In a game of chance, you pay a fixed fee to enter, and then a fair coin will be tossed repeatedly until a tail first appears, ending the game. The pot starts at 1 dollar and is doubled every time a head appears. You win whatever is in the pot after the game ends. Thus you win 1 dollar if a tail appears on the first toss, 2 dollars if on the second, 4 dollars if on the third, 8 dollars if on the fourth, etc. In short, you win 2k−1 dollars if the coin is tossed k times until the first tail appears.

What would be a fair price to pay for entering the game? To answer this we need to consider what would be the average payout: With probability 1/2, you win 1 dollar; with probability 1/4 you win 2 dollars; with probability 1/8 you win 4 dollars etc. The expected value is thus




This sum diverges to infinity, and so the expected win for the player of this game, at least in its idealized form, in which the casino has unlimited resources, is an infinite amount of money.

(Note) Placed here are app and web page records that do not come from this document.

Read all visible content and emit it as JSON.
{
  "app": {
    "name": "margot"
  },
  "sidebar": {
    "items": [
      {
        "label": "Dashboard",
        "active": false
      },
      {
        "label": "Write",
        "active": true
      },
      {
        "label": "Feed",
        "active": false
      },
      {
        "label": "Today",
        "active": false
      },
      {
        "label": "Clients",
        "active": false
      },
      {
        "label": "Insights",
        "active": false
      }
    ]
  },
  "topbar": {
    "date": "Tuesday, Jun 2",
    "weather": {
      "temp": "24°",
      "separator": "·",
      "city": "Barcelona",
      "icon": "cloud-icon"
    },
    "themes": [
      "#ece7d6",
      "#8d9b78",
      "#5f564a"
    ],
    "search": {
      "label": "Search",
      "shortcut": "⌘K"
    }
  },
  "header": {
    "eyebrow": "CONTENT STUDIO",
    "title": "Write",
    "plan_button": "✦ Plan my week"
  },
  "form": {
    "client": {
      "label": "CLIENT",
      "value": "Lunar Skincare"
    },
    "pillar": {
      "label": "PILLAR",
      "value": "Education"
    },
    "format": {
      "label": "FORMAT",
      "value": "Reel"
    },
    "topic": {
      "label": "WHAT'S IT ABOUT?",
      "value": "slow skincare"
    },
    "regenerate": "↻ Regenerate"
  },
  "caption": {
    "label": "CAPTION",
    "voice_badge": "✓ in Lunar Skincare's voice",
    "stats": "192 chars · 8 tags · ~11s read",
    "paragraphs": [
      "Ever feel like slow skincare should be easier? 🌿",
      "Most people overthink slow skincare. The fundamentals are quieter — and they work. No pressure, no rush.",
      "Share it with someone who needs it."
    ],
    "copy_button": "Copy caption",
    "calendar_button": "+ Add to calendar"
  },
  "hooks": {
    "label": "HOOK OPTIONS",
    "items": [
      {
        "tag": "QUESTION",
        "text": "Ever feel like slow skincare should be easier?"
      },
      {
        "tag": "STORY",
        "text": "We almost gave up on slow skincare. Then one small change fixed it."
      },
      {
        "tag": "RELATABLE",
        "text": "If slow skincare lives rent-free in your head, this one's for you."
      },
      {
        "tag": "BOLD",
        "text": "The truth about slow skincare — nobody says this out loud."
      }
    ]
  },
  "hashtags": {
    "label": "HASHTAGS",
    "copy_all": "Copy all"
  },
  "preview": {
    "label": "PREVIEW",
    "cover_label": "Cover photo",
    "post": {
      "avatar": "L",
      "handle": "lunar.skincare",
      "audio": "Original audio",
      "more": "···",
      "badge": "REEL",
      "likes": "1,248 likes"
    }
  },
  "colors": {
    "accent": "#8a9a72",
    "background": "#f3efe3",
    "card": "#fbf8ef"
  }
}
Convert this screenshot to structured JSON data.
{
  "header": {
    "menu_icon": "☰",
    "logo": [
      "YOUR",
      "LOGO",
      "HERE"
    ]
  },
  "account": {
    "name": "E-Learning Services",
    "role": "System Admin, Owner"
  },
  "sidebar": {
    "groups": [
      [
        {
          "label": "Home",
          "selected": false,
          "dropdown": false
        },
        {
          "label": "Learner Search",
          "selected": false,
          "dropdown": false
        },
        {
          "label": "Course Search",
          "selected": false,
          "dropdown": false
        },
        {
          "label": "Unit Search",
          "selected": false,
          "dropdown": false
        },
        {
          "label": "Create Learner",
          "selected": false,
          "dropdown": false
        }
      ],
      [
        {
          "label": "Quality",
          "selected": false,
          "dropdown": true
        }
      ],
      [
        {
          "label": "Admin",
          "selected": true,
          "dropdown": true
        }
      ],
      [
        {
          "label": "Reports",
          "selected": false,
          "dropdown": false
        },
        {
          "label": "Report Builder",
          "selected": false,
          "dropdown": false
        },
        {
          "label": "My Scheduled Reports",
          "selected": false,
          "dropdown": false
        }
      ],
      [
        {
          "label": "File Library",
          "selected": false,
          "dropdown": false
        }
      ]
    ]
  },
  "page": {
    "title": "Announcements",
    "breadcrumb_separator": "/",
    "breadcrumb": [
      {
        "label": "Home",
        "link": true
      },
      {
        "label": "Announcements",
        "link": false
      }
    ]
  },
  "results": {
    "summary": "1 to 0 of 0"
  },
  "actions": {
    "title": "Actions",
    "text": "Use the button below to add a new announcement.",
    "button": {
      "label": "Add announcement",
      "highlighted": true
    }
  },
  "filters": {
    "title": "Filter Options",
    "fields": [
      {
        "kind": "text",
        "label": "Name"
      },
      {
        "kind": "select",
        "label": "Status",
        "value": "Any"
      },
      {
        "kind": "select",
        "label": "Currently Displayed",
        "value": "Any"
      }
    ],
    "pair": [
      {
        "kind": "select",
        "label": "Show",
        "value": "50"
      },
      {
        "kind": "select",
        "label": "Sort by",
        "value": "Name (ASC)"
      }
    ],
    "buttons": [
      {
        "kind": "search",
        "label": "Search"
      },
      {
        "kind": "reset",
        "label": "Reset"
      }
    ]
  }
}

This means that the player should almost surely come out ahead in the long run, no matter how much they pay to enter; while a large payoff comes along very rarely, when it eventually does it will typically far more than repay however much money they have already paid to play. According to the usual treatment of deciding when it is advantageous and therefore rational to play, you should therefore play the game at any price if offered the opportunity. Yet, in published descriptions of the paradox, e.g. (Martin, 2004), many people expressed disbelief in the result. Martin quotes Ian Hacking as saying “few of us would pay even $25 to enter such a game” and says most commentators would agree.

Download the St Petersburg Paradox Excel Model


The model simulates the coin flipping and payout for a streak of heads. You can get a feel for what you would pay to take the bet; you can run it with a Monte Carlo package to get the payoff distribution. The screenshots below show three different runs where there is a streak of 4, 5 and 6 heads with a payout of $15, $31 and $63 respectively.